I have created the following workshops for educators as well as paraeducators. They can be tailored to meet a timeframe as well as specific focus. Given that research suggests that the most challenging aspect of Professional Development is implementation, these workshops are interactive, relevant and engaging, providing classroom examples and methods for utilizing tools in real-life scenarios. They can be grouped as a series or given individually. My goal is to provide educators with an understanding of their students from a new perspective and a substantial toolbox for increasing academic success.
Executive Function in the Classroom
Executive functions are a set of skills, such as planning, organization, focus and working memory, that are generated primarily in the prefrontal lobe of the brain. Many students have weak executive functioning, which may be caused by numerous factors including ADHD, stress, illness and lack of sleep.

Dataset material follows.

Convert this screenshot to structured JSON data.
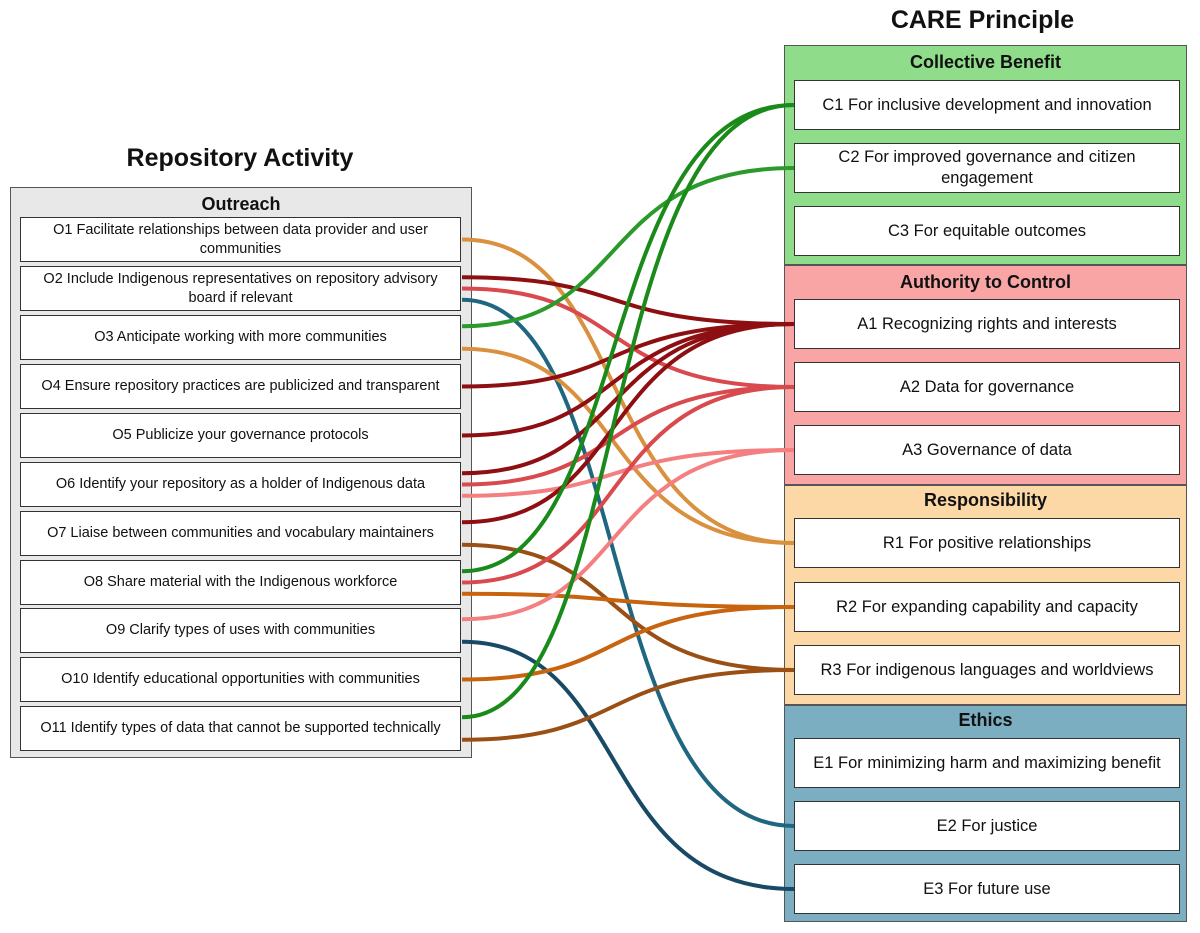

When educators understand what executive functions are and how to support a student whose executive functions are weak, all students in a classroom can benefit. This workshop gives a thorough description of executive functions as well as classroom strategies to support them.
Students entering school bring with them a wide variation in vocabulary knowledge. As they move from “learning to read” to “reading to learn” in 3rd and 4th grades, reading comprehension declines in many students. There are, however, numerous methods for teachers to explicitly teach word meaning and strategies for understanding unknown words. This module provides numerous methods to help build students’ vocabularies.
As students move from “reading to learn” to “learning to read”, comprehension often declines. It is important for educators to prepare students prior to reading text that is increasingly complex. Additionally, it is beneficial to teach students to monitor their own comprehension as well as to explicitly teach fix-up strategies when they are not comprehending.
There are numerous factors that impact student success. Educators have been researching factors that can both increase success as well as those that interfere. These factors can be social and emotional as well as cognitive. There are simple steps that educators can take in their classrooms to create environments for a student success and well-being. This workshop addresses neuromyths, beliefs which have been proven untrue, as well as research-based methods that work.
ADHD, What is it Really?
The term ADHD is increasingly diagnosed yet misunderstood. This workshop defines this brain difference and answers many frequently asked questions about it. Educators learn how it can manifest in students as well as key strategies for increasing classroom success for these students.
Writing is one of the most difficult aspects of academics for many students. By providing strategies that simplify the technical aspects of writing for all students, including for those with learning disabilities, they are better able to focus on the ideas they wish to convey. This workshop provides strategies for educators to support students in writing.